Assigned task
Starting at the line that contains "Transcribe this image's", write out every line through the end of the records exactly as it stands, and leave out all pictures.

─── Records supplied ───

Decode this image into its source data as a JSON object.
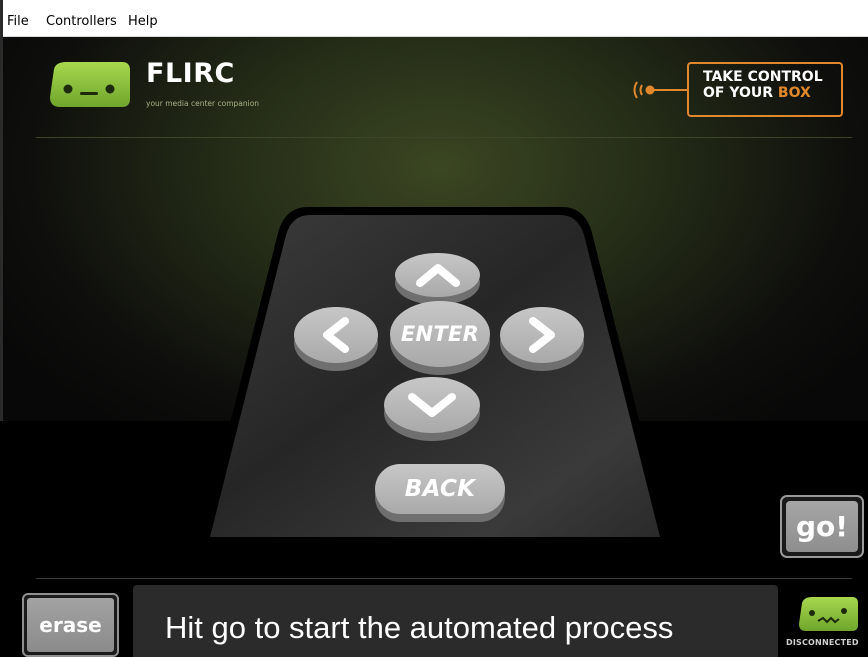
{
  "menu": {
    "items": [
      "File",
      "Controllers",
      "Help"
    ]
  },
  "header": {
    "brand": "FLIRC",
    "tagline": "your media center companion",
    "promo_line1": "TAKE CONTROL",
    "promo_line2_a": "OF YOUR",
    "promo_line2_b": "BOX"
  },
  "remote": {
    "up_icon": "chevron-up-icon",
    "left_icon": "chevron-left-icon",
    "right_icon": "chevron-right-icon",
    "down_icon": "chevron-down-icon",
    "enter_label": "ENTER",
    "back_label": "BACK"
  },
  "controls": {
    "go_label": "go!",
    "erase_label": "erase",
    "status_message": "Hit go to start the automated process",
    "connection_status": "DISCONNECTED"
  },
  "colors": {
    "brand_green": "#8cc63f",
    "accent_orange": "#e1882d",
    "button_gray": "#b5b5b5"
  }
}
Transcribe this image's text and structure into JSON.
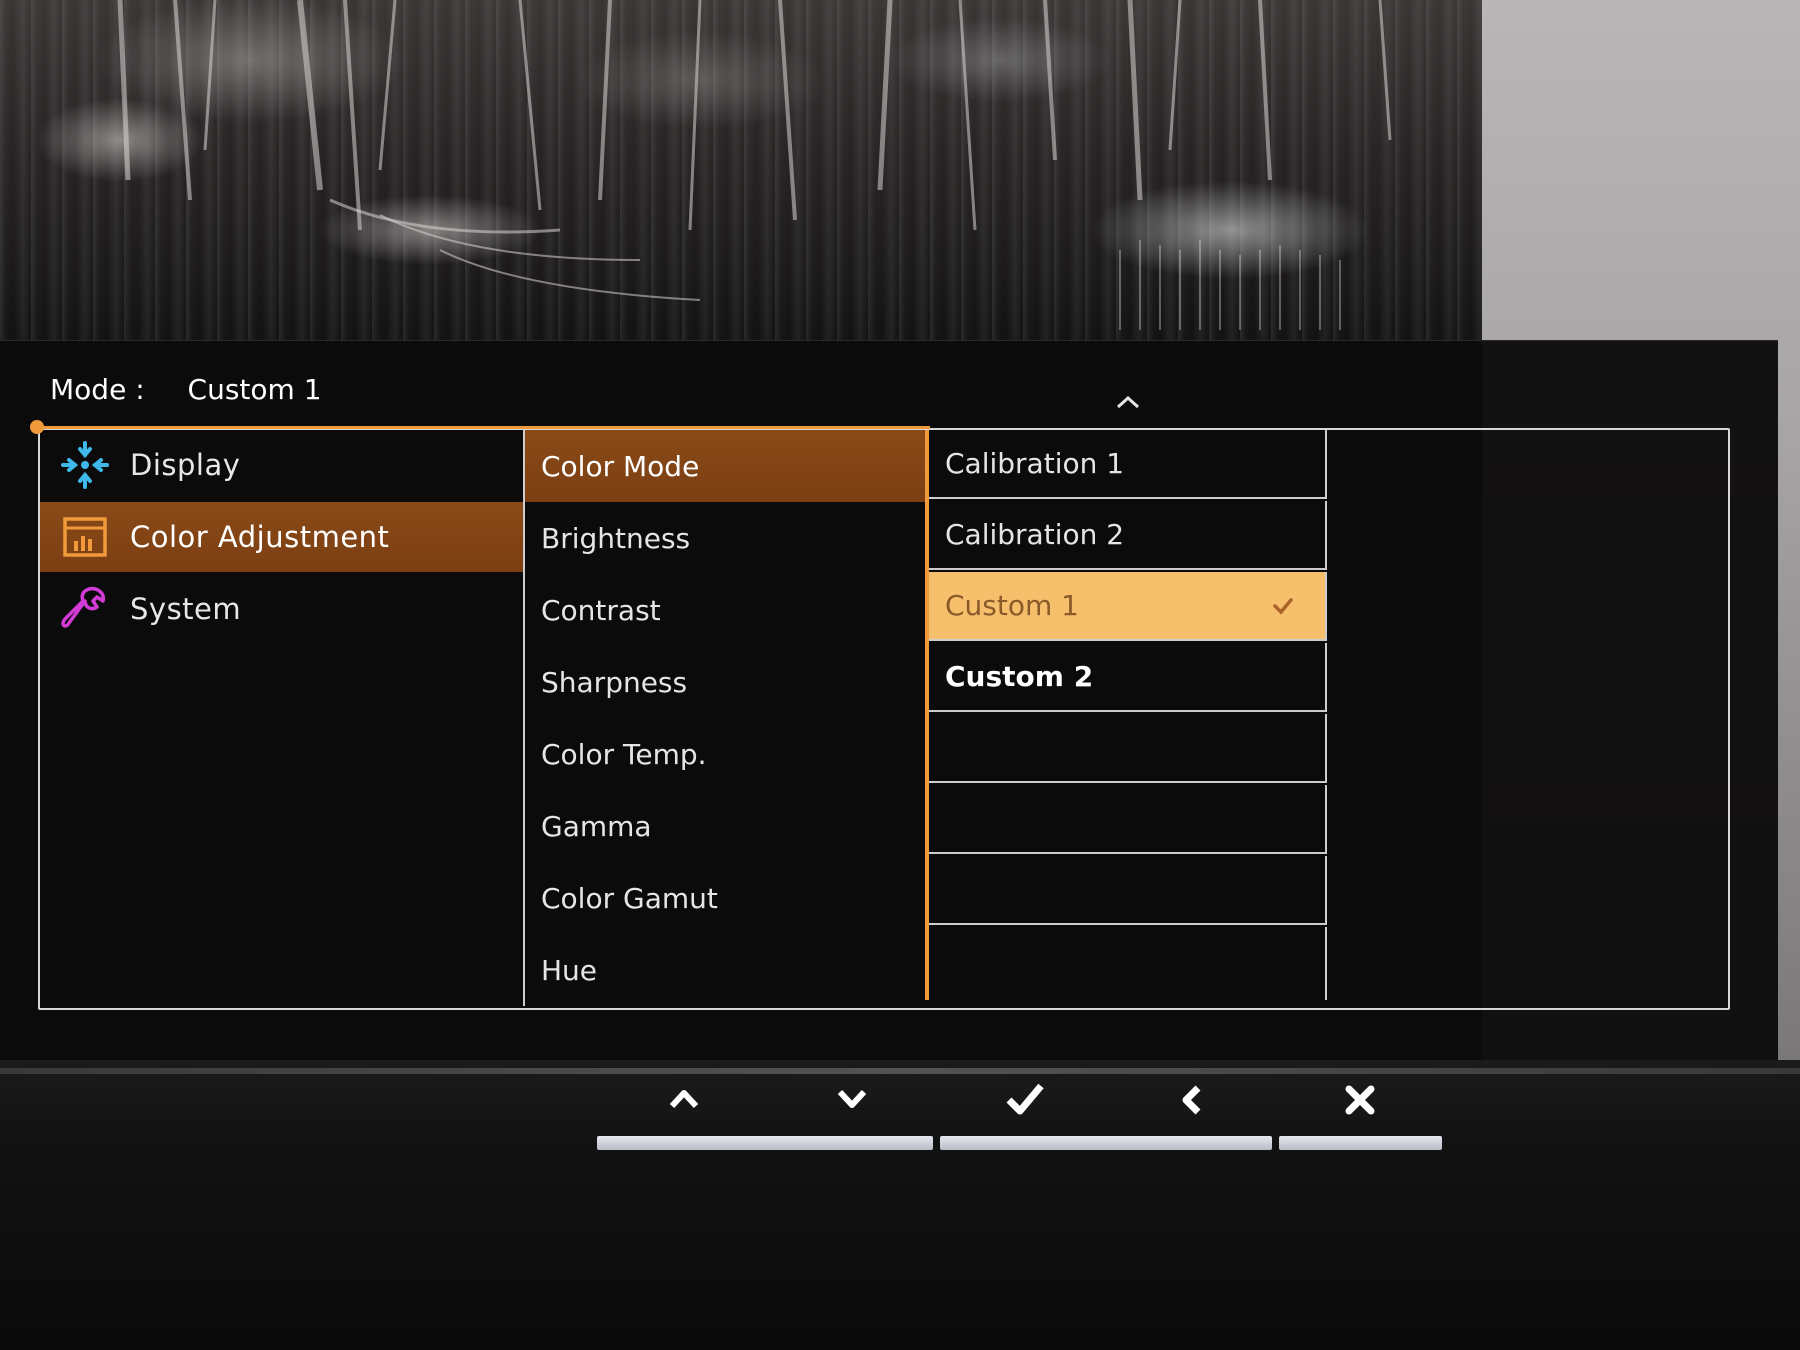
{
  "osd": {
    "mode_label": "Mode :",
    "mode_value": "Custom 1"
  },
  "main_menu": {
    "items": [
      {
        "label": "Display",
        "icon": "display-icon"
      },
      {
        "label": "Color Adjustment",
        "icon": "color-adjustment-icon",
        "selected": true
      },
      {
        "label": "System",
        "icon": "wrench-icon"
      }
    ]
  },
  "sub_menu": {
    "items": [
      {
        "label": "Color Mode",
        "selected": true
      },
      {
        "label": "Brightness"
      },
      {
        "label": "Contrast"
      },
      {
        "label": "Sharpness"
      },
      {
        "label": "Color Temp."
      },
      {
        "label": "Gamma"
      },
      {
        "label": "Color Gamut"
      },
      {
        "label": "Hue"
      }
    ]
  },
  "options": {
    "items": [
      {
        "label": "Calibration 1"
      },
      {
        "label": "Calibration 2"
      },
      {
        "label": "Custom 1",
        "selected": true,
        "checked": true
      },
      {
        "label": "Custom 2"
      },
      {
        "label": ""
      },
      {
        "label": ""
      },
      {
        "label": ""
      },
      {
        "label": ""
      }
    ]
  },
  "hardware_buttons": [
    "up-icon",
    "down-icon",
    "confirm-check-icon",
    "back-icon",
    "close-icon"
  ],
  "colors": {
    "accent_orange": "#f19a3c",
    "selected_bg": "#7c3f12",
    "option_selected_bg": "#f6bf6c",
    "display_icon": "#3fb8ea",
    "color_adjustment_icon": "#f19a3c",
    "system_icon": "#d23bd6"
  }
}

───

Response below
Transcribe this image's text and structure into JSON.
{
  "osd": {
    "mode_label": "Mode :",
    "mode_value": "Custom 1"
  },
  "main_menu": {
    "items": [
      {
        "label": "Display",
        "icon": "display-icon"
      },
      {
        "label": "Color Adjustment",
        "icon": "color-adjustment-icon",
        "selected": true
      },
      {
        "label": "System",
        "icon": "wrench-icon"
      }
    ]
  },
  "sub_menu": {
    "items": [
      {
        "label": "Color Mode",
        "selected": true
      },
      {
        "label": "Brightness"
      },
      {
        "label": "Contrast"
      },
      {
        "label": "Sharpness"
      },
      {
        "label": "Color Temp."
      },
      {
        "label": "Gamma"
      },
      {
        "label": "Color Gamut"
      },
      {
        "label": "Hue"
      }
    ]
  },
  "options": {
    "items": [
      {
        "label": "Calibration 1"
      },
      {
        "label": "Calibration 2"
      },
      {
        "label": "Custom 1",
        "selected": true,
        "checked": true
      },
      {
        "label": "Custom 2"
      },
      {
        "label": ""
      },
      {
        "label": ""
      },
      {
        "label": ""
      },
      {
        "label": ""
      }
    ]
  },
  "hardware_buttons": [
    "up-icon",
    "down-icon",
    "confirm-check-icon",
    "back-icon",
    "close-icon"
  ],
  "colors": {
    "accent_orange": "#f19a3c",
    "selected_bg": "#7c3f12",
    "option_selected_bg": "#f6bf6c",
    "display_icon": "#3fb8ea",
    "color_adjustment_icon": "#f19a3c",
    "system_icon": "#d23bd6"
  }
}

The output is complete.